Light Brigade News Article Transcript

A New England Light Brigade

We understand M. Field Fowler, Esq., and other gentlemen of this city, with the approbation of Governor Andrew and his staff, are making an effort to organize a "Light Brigade," to be composed of six hundred picked men, not under 21 or over 42 years o age, who will represent, in a military sense, the "flower of New England." It is to be made up of volunteers from the New England States, who are to be selected by the Governors of each State, and rendezvous at Springfield, Mass., as soon as possible. Each man must furnish his own horse, which must also conform to a standard fixed by the Governor of each State.
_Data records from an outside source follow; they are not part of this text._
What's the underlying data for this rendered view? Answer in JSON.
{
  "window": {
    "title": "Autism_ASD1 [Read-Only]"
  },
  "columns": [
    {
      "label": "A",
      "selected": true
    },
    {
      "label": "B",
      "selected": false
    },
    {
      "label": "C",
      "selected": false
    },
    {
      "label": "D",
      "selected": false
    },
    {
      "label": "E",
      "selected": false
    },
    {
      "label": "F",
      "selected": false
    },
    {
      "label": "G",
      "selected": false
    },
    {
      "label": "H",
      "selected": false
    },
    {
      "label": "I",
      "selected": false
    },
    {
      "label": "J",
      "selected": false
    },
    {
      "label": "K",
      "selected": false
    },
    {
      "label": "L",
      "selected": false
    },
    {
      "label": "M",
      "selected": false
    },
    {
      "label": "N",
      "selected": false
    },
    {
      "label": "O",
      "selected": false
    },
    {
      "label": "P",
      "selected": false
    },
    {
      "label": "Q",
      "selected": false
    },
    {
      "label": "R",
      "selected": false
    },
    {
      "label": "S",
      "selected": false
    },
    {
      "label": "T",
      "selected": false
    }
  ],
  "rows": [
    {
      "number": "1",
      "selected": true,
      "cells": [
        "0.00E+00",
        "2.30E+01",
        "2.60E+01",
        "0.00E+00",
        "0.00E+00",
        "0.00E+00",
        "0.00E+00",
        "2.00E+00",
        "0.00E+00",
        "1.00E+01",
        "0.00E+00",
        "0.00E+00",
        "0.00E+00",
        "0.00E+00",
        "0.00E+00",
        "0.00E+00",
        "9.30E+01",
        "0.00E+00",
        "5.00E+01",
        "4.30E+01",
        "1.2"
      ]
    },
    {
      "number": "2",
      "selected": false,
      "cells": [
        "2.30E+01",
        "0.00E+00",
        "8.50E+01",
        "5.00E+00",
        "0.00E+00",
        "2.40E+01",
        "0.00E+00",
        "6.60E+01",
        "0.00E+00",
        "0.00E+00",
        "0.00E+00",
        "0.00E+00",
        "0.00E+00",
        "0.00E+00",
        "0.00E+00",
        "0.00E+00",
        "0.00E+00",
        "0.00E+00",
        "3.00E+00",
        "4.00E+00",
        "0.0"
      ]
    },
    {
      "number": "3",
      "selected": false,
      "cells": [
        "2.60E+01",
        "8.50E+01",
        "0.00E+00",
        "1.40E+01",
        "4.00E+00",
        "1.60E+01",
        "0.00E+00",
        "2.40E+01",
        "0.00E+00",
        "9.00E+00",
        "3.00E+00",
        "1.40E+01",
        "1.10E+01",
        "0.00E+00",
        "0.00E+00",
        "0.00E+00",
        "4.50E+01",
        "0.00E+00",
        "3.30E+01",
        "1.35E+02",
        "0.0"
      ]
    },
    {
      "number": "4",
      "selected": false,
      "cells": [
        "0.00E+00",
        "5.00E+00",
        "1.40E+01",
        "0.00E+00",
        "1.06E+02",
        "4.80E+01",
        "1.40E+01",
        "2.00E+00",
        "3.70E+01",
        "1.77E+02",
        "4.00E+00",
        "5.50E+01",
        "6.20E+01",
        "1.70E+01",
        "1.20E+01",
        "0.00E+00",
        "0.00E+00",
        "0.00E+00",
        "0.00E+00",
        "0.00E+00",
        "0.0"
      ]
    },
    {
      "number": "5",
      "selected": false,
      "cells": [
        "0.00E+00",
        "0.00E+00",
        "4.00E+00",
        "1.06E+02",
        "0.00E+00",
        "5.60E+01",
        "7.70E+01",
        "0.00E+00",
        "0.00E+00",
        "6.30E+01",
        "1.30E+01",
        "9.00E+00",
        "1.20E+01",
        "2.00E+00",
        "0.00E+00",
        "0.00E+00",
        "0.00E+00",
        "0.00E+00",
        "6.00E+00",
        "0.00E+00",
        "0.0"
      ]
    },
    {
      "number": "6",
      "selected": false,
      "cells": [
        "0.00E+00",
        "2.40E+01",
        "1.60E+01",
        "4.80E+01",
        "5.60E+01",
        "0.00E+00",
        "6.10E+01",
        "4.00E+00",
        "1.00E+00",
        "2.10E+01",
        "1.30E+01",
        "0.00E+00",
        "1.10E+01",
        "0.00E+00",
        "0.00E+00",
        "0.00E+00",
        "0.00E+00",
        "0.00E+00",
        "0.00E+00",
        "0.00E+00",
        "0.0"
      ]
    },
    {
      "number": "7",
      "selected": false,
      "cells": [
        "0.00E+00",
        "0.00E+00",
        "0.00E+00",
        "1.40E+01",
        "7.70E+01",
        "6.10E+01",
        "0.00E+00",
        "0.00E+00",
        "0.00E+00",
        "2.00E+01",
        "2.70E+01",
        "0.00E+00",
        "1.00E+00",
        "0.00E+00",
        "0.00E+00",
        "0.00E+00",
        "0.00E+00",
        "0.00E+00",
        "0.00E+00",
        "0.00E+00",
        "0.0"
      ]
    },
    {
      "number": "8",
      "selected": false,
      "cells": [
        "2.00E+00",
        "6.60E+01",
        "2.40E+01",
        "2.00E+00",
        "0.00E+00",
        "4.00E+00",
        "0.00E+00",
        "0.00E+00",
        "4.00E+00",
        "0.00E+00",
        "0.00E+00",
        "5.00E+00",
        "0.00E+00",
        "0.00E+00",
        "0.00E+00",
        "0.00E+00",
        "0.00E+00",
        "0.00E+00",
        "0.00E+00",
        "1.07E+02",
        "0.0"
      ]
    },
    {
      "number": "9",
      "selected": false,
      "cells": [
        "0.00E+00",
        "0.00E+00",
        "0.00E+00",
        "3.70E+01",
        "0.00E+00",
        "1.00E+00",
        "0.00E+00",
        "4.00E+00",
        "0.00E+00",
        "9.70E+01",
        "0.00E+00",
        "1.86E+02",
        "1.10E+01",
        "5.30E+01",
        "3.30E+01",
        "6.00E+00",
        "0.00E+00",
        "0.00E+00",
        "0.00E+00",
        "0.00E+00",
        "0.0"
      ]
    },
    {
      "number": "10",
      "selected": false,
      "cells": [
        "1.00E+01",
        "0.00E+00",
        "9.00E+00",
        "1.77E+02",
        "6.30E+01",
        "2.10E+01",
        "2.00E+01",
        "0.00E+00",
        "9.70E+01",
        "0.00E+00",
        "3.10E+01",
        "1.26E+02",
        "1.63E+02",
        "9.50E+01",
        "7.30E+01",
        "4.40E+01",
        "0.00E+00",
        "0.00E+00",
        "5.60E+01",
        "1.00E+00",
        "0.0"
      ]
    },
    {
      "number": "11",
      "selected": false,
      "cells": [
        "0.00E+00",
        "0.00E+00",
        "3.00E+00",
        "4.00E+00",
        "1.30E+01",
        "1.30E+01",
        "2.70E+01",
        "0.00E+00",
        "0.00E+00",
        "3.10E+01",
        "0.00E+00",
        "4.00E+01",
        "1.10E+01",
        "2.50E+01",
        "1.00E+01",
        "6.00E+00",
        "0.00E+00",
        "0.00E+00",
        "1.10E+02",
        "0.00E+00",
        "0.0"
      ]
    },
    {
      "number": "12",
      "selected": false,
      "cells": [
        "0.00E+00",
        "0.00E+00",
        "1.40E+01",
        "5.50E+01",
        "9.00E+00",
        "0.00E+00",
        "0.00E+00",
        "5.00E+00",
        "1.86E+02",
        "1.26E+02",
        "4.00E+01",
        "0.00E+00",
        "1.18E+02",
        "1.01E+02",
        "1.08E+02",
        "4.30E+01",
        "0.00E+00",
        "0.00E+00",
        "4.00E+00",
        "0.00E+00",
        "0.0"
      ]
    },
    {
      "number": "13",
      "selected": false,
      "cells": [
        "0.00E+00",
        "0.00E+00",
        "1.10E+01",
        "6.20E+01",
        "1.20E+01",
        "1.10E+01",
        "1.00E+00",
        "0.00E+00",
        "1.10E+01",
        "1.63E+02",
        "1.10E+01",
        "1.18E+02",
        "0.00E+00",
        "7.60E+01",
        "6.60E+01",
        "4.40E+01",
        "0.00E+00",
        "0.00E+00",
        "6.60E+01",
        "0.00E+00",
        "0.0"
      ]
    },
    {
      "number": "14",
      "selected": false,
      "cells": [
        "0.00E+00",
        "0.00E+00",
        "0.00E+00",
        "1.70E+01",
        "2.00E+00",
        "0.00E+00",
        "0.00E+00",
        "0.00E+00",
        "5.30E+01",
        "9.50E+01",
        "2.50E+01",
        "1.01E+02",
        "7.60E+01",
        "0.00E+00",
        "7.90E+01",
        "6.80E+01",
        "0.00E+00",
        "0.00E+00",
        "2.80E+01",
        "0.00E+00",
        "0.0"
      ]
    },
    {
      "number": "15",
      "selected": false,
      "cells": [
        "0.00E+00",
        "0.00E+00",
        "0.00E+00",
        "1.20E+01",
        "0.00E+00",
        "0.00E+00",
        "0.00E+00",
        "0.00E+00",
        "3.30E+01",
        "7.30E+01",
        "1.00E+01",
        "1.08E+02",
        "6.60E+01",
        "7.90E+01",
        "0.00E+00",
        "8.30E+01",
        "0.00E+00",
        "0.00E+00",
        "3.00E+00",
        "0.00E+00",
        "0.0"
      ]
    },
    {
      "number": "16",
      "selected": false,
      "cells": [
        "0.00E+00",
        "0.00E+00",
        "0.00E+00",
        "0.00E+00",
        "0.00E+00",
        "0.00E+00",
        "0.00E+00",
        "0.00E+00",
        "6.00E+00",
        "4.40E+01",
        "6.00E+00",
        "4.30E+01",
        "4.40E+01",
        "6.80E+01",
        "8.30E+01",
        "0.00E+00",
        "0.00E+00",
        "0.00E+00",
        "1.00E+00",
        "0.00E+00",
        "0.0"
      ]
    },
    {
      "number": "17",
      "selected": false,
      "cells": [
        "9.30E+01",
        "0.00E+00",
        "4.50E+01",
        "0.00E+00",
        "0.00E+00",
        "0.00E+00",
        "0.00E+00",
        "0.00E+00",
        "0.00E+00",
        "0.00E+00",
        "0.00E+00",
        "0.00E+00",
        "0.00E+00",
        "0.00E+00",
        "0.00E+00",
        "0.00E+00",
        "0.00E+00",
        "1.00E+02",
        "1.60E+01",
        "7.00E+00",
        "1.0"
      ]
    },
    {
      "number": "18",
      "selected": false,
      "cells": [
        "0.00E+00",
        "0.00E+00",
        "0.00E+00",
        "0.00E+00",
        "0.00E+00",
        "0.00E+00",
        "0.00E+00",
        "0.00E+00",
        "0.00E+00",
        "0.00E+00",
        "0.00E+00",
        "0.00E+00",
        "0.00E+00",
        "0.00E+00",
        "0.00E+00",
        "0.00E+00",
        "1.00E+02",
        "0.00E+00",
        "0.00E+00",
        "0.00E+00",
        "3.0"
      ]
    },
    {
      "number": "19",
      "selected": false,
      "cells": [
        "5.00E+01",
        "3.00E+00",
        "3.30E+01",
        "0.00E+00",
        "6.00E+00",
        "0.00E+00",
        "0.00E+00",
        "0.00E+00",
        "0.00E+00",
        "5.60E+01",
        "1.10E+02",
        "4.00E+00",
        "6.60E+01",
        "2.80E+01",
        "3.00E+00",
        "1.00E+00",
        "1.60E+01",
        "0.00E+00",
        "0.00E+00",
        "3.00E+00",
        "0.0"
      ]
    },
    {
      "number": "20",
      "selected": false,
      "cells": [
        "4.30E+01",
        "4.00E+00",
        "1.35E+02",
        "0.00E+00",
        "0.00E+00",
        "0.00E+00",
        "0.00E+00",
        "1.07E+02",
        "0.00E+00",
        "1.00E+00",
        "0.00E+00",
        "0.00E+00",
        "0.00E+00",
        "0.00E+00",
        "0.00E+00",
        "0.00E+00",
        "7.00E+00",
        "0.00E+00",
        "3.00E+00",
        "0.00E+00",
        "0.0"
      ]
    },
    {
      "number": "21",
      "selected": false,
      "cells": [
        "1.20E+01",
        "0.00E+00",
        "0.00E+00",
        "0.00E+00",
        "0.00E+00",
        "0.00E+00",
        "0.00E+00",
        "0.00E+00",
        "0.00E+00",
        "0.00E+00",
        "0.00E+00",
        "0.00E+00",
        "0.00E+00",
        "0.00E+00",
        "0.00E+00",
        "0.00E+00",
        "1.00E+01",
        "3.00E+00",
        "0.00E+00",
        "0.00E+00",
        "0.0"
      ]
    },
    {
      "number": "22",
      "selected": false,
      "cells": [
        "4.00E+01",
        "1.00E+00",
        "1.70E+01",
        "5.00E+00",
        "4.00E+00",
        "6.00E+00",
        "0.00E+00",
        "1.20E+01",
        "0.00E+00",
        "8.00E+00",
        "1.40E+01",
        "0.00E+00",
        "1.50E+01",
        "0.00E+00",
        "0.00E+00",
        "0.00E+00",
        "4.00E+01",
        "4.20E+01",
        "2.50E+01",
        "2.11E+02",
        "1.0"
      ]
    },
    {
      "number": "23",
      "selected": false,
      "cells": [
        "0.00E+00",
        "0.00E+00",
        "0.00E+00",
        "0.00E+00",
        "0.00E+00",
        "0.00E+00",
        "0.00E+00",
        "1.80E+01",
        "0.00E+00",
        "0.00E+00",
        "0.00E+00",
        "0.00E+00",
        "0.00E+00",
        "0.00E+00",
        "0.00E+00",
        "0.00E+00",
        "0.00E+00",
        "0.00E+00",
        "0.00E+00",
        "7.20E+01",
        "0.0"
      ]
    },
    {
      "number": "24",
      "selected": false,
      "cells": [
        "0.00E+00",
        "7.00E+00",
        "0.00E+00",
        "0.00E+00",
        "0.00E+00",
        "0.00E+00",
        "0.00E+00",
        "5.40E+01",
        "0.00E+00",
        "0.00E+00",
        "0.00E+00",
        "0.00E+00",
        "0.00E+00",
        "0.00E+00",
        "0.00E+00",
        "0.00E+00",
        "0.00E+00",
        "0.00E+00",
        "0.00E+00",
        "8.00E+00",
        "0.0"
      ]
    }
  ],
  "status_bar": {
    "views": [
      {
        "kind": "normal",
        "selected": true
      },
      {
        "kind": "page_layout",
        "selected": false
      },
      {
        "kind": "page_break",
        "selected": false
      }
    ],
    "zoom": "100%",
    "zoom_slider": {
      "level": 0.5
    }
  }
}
The ladies, we hear, have volunteered to raise the money necessary to uniform and equip the "Light Brigade," and it is expected the ladies of every city and town in New England will show their devotion and loyalty to the stars and stripes by raising a fund, to be called the "Ladies own patriotic fund," the wife of each Governor to act as Treasurer, and the money to be expended, or as much as may be required, for the purpose of a "Light Brigade," under the direction of the Governor of each State, and the balance to be devoted to the benefit of the families of all New England volunteers who may suffer by death or absence their relatives.

This will afford the ladies a fine opportunity, by their example, to encourage and excite the brave men on New England, and share in their glory on the field of battle, especially if the "six hundred" should ever have an opportunity to charge "into the valley of death," like the famous "six hundred" of Old England, who immortalized themselves in history and poetry at Balaklava, in the Crimean war. It is not intended to call on Government for one cent, until they are accoutred, drilled and fully equipped, ready to tender their services to the President of the United States, which it is fully expected will be on or before the 4 th of July, it being impossible to obtain the accoutrements immediately.

Mr. Fowler will receive the names of volunteers at No. 46 Union Park, Boston, and it is hoped a squadron may be formed for drill in this city at once. The estimated expense of uniforms, arms, accoutrements and trappings complete is about $300 each, or say $200,000. Let their "sweethearts and wives" feel proud of them when the command is given, " Forward, the Light Brigade!" if every lady in New England has to sell her trinkets. If any money is left, it will be in good hands, and devoted to the families of all the soldiers from New England who shall suffer by the war.